→ What you have to do:
Extract every line below that contains the word "your".

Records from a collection
┄┄┄┄┄┄┄┄┄┄┄┄┄┄┄┄┄┄┄┄
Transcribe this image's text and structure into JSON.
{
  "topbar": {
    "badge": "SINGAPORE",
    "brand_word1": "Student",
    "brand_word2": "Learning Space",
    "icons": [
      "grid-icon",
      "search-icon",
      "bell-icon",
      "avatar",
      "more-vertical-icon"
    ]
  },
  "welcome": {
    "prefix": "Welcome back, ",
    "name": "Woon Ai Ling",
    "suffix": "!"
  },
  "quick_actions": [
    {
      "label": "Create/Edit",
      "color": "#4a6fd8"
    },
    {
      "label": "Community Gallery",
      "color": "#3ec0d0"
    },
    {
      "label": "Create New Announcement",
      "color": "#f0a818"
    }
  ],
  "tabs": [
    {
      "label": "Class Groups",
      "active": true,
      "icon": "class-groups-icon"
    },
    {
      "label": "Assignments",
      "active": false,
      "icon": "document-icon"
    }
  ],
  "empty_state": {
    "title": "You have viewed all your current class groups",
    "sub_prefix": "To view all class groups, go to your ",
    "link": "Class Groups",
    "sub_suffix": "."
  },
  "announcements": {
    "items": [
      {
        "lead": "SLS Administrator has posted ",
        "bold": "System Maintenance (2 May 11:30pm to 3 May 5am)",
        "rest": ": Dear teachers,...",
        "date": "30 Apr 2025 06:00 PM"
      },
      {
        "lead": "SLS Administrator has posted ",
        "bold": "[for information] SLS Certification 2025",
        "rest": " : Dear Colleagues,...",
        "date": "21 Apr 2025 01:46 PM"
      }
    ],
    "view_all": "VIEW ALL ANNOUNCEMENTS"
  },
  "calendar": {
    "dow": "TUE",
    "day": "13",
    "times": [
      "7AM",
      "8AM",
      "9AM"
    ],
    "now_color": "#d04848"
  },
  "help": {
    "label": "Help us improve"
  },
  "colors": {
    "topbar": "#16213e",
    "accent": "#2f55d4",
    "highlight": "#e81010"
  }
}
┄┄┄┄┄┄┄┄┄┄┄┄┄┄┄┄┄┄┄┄
→ The answer:
    "title": "You have viewed all your current class groups",
    "sub_prefix": "To view all class groups, go to your ",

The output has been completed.